:: TASK DIRECTIONS ::
The entries shown here must be retyped in full, with no pictures included.
■ ■ ■
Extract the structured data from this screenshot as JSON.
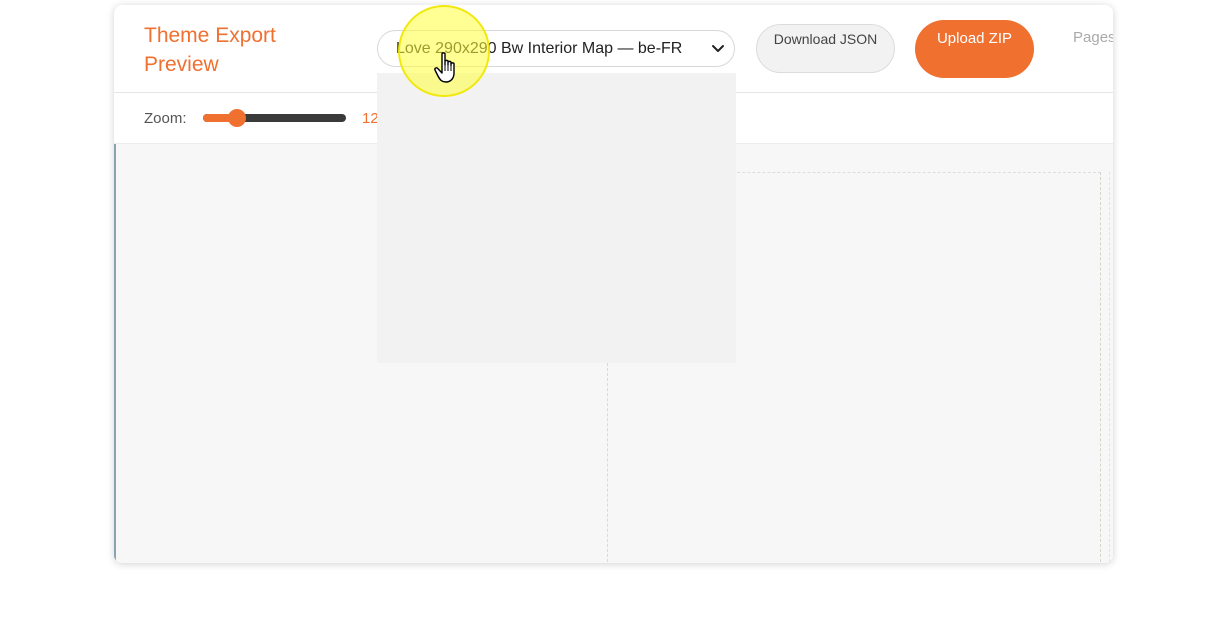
{
  "header": {
    "title": "Theme Export Preview",
    "theme_select": {
      "value": "Love 290x290 Bw Interior Map — be-FR"
    },
    "download_json_label": "Download JSON",
    "upload_zip_label": "Upload ZIP",
    "pages_label": "Pages"
  },
  "zoom": {
    "label": "Zoom:",
    "value_text": "12",
    "slider_fraction": 0.24
  },
  "colors": {
    "accent": "#f07030",
    "dropdown_panel": "#f2f2f2",
    "canvas": "#f7f7f7",
    "cursor_highlight": "#ffff3c"
  },
  "icons": {
    "select_chevron": "chevron-down-icon",
    "cursor": "pointer-hand-icon"
  }
}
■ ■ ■
:: RESPONSE AREA ::
Extract the structured data from this screenshot as JSON.
{
  "header": {
    "title": "Theme Export Preview",
    "theme_select": {
      "value": "Love 290x290 Bw Interior Map — be-FR"
    },
    "download_json_label": "Download JSON",
    "upload_zip_label": "Upload ZIP",
    "pages_label": "Pages"
  },
  "zoom": {
    "label": "Zoom:",
    "value_text": "12",
    "slider_fraction": 0.24
  },
  "colors": {
    "accent": "#f07030",
    "dropdown_panel": "#f2f2f2",
    "canvas": "#f7f7f7",
    "cursor_highlight": "#ffff3c"
  },
  "icons": {
    "select_chevron": "chevron-down-icon",
    "cursor": "pointer-hand-icon"
  }
}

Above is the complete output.